_Exercise objective:_ Across all the entries below, how many lines contain the string "this"? The number by itself is the answer.

_Source material:_
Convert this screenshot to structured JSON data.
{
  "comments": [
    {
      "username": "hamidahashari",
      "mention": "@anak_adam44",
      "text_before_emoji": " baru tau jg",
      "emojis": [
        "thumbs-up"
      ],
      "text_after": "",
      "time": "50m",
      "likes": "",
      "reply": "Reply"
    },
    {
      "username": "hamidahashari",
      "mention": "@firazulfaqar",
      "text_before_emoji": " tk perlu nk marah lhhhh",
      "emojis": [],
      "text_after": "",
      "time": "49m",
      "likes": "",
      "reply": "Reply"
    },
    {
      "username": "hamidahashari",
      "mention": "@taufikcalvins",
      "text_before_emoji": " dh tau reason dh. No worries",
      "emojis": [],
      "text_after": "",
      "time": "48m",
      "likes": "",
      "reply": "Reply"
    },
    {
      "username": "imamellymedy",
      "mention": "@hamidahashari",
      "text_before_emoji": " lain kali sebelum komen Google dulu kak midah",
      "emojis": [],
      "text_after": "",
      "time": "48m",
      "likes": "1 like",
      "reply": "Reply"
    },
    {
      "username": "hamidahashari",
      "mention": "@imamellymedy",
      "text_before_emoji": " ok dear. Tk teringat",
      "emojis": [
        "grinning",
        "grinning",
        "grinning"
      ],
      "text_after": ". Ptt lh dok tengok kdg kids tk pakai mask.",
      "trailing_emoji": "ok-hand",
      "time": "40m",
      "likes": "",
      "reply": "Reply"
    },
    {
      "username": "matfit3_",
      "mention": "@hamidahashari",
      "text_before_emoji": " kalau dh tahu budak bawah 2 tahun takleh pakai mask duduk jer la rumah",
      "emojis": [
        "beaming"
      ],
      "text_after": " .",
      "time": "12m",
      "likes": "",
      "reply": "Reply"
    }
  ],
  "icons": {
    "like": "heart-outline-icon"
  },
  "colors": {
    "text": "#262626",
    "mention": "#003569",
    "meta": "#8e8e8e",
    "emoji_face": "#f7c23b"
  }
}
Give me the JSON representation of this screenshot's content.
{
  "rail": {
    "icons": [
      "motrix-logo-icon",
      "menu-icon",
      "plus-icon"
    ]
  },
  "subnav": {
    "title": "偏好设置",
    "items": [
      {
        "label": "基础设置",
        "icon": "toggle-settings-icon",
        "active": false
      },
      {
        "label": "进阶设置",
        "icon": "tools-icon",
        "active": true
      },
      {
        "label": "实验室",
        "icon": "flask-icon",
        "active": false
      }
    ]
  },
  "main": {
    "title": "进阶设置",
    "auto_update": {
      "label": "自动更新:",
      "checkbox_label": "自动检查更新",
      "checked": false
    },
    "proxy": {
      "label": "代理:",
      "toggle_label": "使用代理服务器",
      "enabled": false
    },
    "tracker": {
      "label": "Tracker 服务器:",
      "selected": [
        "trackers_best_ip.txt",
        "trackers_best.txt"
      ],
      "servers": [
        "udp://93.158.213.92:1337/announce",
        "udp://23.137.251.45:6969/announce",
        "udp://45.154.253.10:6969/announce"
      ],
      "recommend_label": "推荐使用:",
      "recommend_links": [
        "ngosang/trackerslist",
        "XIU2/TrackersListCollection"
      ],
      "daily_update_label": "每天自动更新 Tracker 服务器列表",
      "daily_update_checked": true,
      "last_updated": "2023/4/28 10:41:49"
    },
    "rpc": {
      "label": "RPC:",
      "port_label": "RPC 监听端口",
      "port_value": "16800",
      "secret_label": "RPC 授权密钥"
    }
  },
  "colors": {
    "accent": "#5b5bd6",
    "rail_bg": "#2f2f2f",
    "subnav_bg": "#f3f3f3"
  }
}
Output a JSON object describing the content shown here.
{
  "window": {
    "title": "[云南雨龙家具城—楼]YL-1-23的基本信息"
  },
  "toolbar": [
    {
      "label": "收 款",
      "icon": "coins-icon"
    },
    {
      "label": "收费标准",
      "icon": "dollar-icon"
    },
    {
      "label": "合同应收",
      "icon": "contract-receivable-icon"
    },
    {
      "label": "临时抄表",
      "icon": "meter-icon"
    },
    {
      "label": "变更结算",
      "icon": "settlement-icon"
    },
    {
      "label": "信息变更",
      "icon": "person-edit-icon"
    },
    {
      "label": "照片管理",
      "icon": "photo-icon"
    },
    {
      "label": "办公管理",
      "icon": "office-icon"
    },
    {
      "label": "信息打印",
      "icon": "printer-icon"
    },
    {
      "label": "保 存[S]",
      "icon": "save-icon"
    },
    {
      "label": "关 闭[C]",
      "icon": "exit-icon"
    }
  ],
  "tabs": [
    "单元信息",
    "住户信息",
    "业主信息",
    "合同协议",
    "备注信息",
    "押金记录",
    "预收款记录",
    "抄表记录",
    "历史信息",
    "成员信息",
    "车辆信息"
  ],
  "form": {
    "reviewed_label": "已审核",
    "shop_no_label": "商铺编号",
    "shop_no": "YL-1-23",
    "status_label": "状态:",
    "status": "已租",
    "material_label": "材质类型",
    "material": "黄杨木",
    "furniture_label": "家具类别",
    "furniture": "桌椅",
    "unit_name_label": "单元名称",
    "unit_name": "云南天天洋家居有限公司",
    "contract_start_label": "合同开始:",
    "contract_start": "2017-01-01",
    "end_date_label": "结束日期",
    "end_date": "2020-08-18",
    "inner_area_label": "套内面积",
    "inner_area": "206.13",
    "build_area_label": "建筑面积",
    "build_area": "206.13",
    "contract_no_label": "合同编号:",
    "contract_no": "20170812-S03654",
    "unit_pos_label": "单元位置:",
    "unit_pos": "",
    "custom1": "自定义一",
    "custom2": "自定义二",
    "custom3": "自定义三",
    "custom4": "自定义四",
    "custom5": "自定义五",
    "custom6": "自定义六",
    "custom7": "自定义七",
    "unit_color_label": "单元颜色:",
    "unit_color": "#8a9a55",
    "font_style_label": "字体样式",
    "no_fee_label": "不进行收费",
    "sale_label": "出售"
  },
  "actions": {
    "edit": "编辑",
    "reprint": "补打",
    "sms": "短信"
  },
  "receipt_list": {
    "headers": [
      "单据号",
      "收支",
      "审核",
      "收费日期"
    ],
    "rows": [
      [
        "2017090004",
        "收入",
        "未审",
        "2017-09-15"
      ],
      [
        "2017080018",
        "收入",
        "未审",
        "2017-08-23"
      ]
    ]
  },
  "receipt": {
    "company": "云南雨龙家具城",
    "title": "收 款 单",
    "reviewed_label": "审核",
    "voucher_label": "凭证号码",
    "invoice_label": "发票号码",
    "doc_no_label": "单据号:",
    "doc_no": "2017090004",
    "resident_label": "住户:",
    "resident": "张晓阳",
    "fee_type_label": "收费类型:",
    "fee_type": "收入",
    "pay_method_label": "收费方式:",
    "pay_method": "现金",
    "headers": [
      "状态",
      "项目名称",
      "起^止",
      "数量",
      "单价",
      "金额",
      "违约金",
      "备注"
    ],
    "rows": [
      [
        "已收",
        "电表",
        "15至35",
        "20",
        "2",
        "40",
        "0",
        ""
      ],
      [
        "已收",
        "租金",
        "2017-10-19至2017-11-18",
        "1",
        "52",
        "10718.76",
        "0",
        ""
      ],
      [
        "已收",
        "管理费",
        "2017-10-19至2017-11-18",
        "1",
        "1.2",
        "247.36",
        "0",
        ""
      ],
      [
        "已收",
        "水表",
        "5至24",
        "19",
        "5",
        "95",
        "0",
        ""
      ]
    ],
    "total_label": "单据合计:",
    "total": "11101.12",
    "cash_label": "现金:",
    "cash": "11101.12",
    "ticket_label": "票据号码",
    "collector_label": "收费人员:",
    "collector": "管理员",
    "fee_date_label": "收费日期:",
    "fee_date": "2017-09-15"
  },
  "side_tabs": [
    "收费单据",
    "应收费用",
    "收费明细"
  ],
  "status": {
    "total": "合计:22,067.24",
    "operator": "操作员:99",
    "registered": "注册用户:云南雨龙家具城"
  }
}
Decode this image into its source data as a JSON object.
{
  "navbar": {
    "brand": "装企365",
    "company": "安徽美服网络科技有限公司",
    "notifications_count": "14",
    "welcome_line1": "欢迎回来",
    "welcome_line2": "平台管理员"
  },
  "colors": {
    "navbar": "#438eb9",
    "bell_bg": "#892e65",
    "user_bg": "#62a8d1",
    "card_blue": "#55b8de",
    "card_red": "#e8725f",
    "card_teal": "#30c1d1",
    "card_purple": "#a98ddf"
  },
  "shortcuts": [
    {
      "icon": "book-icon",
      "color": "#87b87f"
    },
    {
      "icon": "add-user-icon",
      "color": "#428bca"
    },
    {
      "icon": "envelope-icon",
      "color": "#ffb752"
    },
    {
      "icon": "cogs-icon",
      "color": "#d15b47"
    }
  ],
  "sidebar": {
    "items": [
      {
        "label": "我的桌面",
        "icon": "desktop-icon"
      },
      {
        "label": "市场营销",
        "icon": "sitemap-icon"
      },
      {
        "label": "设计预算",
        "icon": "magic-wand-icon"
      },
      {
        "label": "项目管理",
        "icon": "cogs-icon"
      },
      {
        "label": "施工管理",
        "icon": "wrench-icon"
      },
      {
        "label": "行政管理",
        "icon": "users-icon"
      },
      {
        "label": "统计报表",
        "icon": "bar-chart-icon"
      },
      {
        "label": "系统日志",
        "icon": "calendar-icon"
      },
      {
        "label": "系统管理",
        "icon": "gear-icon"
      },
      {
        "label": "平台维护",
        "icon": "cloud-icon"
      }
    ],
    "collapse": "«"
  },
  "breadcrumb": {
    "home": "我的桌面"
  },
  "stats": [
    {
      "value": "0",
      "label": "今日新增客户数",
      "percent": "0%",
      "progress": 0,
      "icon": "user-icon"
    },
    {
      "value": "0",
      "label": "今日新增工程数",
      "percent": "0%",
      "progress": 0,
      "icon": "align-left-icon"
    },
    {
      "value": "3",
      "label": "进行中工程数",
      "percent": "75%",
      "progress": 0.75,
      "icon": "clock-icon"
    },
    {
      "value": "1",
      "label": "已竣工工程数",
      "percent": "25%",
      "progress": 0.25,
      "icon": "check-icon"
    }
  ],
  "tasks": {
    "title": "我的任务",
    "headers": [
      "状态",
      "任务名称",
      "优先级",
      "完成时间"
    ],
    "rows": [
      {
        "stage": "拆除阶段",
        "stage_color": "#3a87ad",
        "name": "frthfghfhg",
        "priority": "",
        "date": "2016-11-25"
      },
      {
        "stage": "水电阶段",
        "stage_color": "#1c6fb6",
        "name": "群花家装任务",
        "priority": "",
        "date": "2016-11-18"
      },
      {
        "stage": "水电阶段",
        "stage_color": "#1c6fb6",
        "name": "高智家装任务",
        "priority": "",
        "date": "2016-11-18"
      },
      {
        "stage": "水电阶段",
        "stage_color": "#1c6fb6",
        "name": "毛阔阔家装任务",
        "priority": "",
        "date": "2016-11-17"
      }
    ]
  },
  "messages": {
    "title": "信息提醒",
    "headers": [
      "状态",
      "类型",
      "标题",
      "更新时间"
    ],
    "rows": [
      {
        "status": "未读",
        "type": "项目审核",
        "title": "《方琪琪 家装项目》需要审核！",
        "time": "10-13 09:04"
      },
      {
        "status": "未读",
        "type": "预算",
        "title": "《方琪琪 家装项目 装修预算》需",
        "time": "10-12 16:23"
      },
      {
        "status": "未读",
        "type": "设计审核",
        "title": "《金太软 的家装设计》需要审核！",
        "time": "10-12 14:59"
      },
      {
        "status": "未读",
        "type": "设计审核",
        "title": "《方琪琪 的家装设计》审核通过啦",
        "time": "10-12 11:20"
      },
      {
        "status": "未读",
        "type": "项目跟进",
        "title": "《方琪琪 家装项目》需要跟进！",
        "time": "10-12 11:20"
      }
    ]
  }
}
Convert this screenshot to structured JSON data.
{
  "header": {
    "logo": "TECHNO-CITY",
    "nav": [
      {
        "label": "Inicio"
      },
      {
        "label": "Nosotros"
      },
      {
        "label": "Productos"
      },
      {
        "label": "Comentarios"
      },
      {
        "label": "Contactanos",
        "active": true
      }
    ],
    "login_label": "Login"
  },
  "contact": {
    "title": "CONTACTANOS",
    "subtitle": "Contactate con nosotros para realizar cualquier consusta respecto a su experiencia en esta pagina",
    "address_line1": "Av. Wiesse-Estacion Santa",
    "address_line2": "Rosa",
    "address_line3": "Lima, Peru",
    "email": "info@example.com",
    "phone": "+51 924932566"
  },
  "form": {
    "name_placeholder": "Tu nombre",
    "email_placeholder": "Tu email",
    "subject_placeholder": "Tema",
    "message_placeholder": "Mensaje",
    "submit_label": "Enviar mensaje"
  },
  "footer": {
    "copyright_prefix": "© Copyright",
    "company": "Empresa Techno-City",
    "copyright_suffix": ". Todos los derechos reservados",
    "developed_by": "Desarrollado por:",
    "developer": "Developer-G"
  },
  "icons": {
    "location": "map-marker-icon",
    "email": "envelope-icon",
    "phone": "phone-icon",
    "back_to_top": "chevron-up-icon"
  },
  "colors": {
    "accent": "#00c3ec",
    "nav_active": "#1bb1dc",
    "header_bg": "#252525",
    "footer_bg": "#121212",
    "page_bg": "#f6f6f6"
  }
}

_Task response:_ 4